→ **Information shown**
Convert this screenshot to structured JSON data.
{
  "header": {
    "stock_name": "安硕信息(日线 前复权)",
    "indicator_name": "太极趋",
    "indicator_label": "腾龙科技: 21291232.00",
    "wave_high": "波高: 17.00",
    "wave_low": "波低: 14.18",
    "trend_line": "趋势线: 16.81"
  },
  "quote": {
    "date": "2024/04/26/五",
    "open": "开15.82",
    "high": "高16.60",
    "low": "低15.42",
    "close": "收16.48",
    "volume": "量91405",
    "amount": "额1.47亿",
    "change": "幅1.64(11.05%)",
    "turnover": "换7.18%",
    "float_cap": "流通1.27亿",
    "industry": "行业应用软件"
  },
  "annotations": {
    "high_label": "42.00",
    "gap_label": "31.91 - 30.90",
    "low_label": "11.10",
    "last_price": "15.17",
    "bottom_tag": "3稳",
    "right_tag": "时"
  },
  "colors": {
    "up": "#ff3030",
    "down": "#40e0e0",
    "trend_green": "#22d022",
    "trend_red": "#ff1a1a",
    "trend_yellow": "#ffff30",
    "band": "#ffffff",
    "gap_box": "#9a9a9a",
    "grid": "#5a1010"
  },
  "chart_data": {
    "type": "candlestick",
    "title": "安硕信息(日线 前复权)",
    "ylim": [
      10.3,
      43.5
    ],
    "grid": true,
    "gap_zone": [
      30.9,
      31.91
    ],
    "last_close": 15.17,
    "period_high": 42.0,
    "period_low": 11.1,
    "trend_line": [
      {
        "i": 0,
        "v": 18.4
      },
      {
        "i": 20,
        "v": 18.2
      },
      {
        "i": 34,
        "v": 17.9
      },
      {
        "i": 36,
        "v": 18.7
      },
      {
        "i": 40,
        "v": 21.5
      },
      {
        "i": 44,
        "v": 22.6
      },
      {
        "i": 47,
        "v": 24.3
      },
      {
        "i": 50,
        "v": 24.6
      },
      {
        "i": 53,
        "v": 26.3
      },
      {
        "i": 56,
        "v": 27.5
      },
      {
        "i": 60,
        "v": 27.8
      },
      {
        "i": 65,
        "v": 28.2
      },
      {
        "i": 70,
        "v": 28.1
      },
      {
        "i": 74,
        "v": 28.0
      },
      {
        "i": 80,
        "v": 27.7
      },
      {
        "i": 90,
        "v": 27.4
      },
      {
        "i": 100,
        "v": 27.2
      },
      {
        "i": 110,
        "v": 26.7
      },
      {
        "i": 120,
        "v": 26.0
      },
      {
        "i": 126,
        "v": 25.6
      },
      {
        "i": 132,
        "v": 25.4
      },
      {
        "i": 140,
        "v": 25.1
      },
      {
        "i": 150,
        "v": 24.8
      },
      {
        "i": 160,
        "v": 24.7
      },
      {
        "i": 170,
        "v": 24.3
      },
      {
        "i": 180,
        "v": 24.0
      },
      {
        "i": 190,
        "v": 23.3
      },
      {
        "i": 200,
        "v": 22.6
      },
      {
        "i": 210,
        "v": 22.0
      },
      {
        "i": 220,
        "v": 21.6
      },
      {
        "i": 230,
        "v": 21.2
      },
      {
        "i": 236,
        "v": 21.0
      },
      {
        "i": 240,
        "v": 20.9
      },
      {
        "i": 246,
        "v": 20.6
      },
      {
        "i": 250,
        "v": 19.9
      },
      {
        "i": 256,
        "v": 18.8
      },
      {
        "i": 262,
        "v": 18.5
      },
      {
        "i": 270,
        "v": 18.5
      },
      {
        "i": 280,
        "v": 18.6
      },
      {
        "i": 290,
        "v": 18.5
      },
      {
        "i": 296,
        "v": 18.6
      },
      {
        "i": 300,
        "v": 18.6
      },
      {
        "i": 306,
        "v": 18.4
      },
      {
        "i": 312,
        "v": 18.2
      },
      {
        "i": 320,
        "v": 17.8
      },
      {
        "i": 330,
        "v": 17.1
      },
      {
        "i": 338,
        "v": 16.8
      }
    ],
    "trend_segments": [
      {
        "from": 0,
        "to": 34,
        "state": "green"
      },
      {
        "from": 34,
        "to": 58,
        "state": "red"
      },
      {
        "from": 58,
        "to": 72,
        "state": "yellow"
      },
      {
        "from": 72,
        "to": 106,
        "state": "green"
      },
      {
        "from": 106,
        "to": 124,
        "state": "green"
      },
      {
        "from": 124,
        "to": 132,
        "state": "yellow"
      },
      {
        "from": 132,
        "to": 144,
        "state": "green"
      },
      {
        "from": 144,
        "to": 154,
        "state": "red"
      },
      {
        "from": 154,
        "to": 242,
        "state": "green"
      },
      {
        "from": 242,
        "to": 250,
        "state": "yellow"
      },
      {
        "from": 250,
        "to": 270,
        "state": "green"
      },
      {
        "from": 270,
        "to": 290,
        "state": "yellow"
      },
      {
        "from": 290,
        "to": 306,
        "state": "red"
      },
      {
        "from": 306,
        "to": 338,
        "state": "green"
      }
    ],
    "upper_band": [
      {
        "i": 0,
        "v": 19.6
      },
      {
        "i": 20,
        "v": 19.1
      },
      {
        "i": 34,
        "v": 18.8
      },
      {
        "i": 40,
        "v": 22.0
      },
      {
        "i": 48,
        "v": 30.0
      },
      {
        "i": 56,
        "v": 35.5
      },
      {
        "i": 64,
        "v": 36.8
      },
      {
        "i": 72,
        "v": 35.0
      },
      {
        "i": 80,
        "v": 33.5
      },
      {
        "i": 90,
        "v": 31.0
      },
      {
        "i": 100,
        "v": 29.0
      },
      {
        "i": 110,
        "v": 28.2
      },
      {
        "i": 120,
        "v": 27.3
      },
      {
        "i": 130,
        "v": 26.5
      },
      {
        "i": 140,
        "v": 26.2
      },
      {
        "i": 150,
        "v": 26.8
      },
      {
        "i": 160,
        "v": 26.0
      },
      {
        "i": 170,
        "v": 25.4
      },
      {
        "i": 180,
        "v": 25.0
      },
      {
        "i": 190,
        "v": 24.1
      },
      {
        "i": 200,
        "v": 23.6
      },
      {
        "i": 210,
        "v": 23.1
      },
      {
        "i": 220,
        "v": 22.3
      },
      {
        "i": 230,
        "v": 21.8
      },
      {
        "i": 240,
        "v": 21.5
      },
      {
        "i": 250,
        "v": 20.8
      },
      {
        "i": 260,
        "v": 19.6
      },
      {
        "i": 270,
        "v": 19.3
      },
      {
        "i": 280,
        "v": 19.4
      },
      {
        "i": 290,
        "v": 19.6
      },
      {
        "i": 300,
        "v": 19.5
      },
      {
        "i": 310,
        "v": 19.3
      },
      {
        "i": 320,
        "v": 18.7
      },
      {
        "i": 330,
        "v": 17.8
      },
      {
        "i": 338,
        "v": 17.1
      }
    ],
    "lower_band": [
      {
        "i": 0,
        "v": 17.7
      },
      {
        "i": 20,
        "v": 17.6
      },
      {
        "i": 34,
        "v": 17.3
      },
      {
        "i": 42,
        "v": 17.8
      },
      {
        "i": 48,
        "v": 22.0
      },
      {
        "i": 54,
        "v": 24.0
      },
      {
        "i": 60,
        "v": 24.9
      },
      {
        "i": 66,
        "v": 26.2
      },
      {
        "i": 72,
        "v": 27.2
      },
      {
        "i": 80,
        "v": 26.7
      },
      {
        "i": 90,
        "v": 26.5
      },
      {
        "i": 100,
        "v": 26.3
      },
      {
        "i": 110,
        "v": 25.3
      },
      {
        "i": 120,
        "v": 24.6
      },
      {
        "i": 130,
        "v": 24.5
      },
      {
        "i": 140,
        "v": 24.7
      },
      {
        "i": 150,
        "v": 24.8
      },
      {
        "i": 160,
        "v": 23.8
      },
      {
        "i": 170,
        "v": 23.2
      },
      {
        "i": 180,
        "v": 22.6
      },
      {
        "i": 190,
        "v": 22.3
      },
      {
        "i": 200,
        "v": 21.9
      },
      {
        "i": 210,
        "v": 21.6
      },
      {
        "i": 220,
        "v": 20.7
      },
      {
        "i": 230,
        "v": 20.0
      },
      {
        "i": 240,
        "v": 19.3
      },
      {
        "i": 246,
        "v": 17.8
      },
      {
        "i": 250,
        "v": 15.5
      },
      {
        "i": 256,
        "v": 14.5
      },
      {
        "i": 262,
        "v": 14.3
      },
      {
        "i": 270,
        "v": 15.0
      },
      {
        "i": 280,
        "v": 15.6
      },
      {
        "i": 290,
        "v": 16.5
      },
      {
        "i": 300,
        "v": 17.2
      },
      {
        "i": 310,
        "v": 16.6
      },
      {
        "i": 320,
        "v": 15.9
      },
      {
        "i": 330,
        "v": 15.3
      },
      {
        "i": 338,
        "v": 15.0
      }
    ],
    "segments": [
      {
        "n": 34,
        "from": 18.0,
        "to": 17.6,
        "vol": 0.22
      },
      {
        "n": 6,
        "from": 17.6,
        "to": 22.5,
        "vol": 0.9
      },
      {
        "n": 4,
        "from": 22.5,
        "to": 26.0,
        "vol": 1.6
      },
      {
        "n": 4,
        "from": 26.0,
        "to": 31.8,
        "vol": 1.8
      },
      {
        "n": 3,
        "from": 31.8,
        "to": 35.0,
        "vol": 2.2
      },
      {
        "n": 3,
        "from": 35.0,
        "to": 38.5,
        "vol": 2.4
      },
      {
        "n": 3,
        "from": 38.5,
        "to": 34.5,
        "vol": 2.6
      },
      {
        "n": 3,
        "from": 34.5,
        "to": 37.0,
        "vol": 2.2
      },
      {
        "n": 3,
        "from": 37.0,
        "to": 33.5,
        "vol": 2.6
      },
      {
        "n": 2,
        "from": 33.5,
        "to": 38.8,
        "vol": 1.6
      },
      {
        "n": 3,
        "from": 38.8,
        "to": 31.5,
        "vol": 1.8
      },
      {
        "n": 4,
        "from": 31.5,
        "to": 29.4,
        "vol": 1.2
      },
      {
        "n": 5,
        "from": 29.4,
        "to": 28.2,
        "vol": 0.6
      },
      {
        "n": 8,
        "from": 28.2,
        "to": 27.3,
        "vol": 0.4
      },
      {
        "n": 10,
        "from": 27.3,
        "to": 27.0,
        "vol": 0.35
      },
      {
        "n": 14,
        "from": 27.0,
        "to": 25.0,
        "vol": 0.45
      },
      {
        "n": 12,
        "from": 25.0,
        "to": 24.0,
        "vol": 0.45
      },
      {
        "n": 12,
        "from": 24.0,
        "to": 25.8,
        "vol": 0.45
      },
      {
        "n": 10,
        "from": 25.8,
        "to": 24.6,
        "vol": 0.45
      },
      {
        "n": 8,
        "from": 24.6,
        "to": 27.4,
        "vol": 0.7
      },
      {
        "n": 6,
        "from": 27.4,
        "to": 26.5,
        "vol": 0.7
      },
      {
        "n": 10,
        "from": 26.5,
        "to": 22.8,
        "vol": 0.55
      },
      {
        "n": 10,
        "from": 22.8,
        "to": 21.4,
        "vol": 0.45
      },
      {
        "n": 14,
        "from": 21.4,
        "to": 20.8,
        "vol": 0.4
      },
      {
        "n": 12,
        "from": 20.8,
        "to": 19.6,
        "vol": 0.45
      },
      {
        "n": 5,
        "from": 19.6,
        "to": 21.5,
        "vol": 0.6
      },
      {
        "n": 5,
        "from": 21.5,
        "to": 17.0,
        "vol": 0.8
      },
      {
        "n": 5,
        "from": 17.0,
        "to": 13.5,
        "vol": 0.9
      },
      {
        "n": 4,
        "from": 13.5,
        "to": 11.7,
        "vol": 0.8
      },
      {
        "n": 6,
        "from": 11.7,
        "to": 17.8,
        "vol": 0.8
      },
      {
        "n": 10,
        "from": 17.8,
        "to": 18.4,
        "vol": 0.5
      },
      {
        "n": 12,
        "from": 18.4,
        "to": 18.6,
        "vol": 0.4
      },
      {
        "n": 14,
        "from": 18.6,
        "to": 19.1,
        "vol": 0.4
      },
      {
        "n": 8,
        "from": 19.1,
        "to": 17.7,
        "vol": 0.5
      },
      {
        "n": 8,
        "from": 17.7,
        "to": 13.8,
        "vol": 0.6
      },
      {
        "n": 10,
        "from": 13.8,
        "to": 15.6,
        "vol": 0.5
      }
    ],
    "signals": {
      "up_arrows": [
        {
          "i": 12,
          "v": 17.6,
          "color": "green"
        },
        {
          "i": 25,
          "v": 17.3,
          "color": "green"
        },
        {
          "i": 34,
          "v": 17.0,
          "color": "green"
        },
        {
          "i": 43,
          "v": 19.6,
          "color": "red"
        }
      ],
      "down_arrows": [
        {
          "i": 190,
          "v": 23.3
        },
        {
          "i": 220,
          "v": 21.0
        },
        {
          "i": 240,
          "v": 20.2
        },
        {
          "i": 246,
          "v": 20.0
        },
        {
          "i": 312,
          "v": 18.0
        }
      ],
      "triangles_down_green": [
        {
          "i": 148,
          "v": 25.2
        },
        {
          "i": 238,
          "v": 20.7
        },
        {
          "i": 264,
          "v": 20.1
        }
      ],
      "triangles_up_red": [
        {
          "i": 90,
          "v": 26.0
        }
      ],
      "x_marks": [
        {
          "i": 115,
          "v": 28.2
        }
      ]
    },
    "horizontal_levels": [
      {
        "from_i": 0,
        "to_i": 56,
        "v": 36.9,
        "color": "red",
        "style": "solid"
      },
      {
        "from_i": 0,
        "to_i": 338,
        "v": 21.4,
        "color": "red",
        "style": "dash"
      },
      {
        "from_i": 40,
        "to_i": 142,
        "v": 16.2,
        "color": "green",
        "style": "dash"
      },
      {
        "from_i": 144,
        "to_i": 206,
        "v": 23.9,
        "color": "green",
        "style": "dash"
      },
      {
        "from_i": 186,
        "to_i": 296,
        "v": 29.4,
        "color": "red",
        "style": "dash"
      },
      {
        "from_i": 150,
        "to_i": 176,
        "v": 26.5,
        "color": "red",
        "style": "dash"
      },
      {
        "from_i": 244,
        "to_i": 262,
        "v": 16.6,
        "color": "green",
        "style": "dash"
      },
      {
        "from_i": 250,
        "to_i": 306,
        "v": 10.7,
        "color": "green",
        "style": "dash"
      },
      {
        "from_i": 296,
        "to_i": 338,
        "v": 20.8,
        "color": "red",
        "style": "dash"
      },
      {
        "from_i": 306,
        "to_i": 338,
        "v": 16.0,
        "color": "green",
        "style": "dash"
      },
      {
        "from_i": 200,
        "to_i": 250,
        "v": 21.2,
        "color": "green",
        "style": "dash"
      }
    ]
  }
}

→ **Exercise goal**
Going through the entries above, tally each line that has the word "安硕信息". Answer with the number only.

→ **Answer space**
2